’s 30 residents with the cultivation of an enriching, vibrant, and living community; cottage dwellings engendering privacy while simultaneously supporting a tangible community environment, e.g., showers, recreation/common areas with communal kitchen and garden. Therefore residents are free to socialize or engage in the common area enhance job seeking skills, or simply enjoy the privacy of their unit. Residents also benefit from social service support that helps them gain access to health and mental health care, disability benefits, job training and education. Residents also learn social and civic skills by participating in the Village’s governance. The Resident Council meets weekly, following a communal dinner, and twice each year residents elect a five-member Executive Committee which collaborates with Panza and the Village Program Manager to ensure that rules are followed, chores get done, and new programs and initiatives are planned and carried out.
Resources and Links:
|Planning the Transformation from Camp Quixote to Quixote Village: Briefing Paper
||Camp Quixote -> Quixote Village, Article in "Homelessness" March 2014.Special Edition, Olympia Universalists Unitarian Congregation (pg. 7)
|Quixote Village Website
Cost / Benefit
There are significant cost savings from housing chronically homeless individuals, who are more frequent visitors to emergency medical services and jail than any other population – a significant cost to society. According to the National Alliance to End Homelessness, the average savings to a municipality for providing a chronically homeless individual with permanent housing is $15,773 per year. Most importantly, Quixote Village is a sustainable legacy investment which disrupts the cycle of homelessness, incarceration, and mental decompensation; Quixote Village ultimately provides a stable and dignified living environment for people transitioning from homelessness into permanent housing. A ten year plan for Thurston County and the City of Olympia is calling for 150 new units of permanent supportive housing for the chronically homeless population. Recently, a 95 unit dwelling in Seattle was found to have saved $4,000,000 dollars in services from the first year alone.

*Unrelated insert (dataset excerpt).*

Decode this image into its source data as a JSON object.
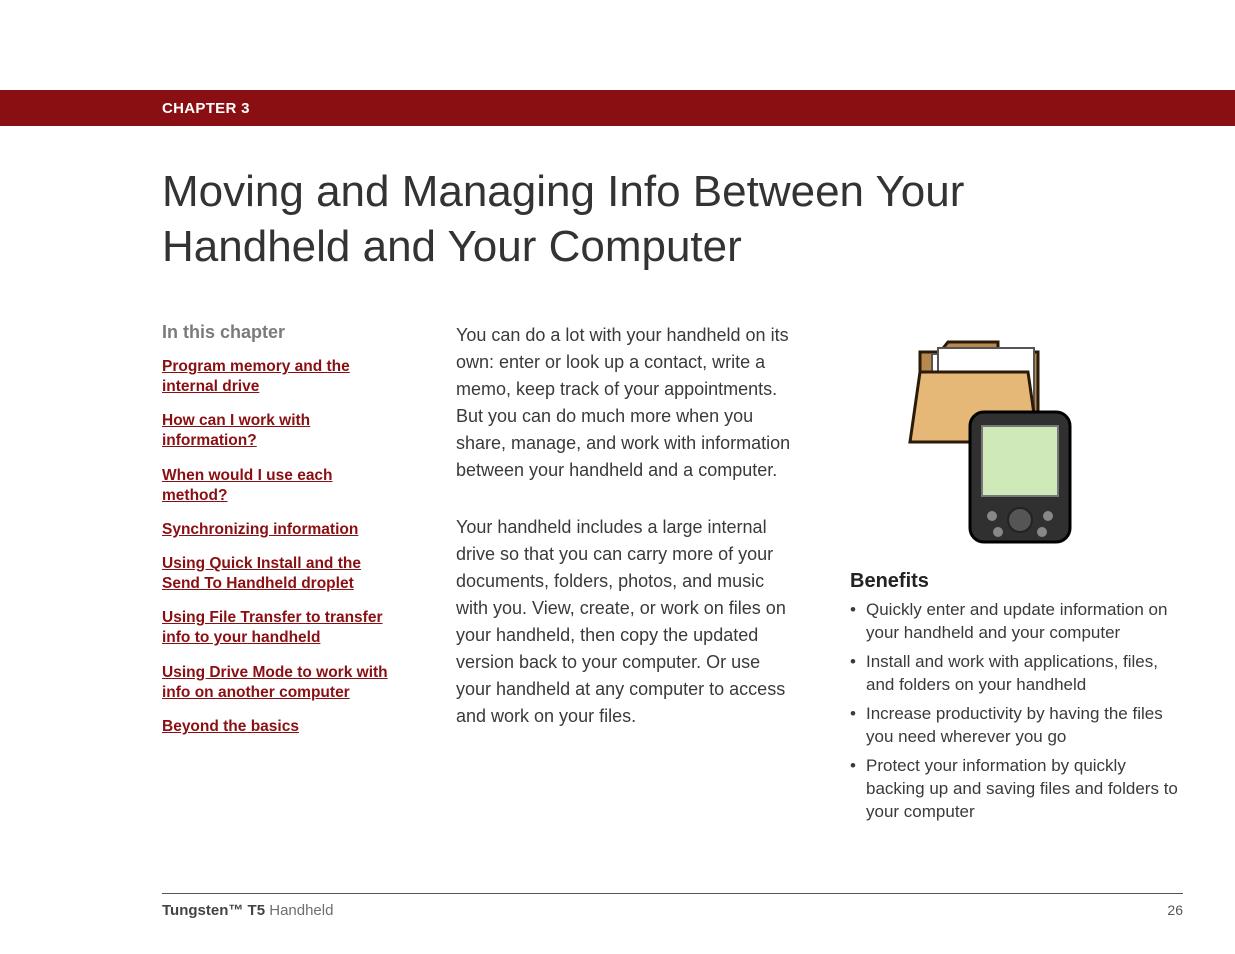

Quixote Village is a pilot project for Thurston County and the City of Olympia, one which will have a profound impact on addressing the homeless housing needs for years to come.
|Owner: Jill Severn, Panza Board President 360-753-2095||Approving Offcial: Steve Friddle, Planning Manger City of Olympia Community Development|
|Approving Offcial: Tom Hill, Building Official City of Olympia|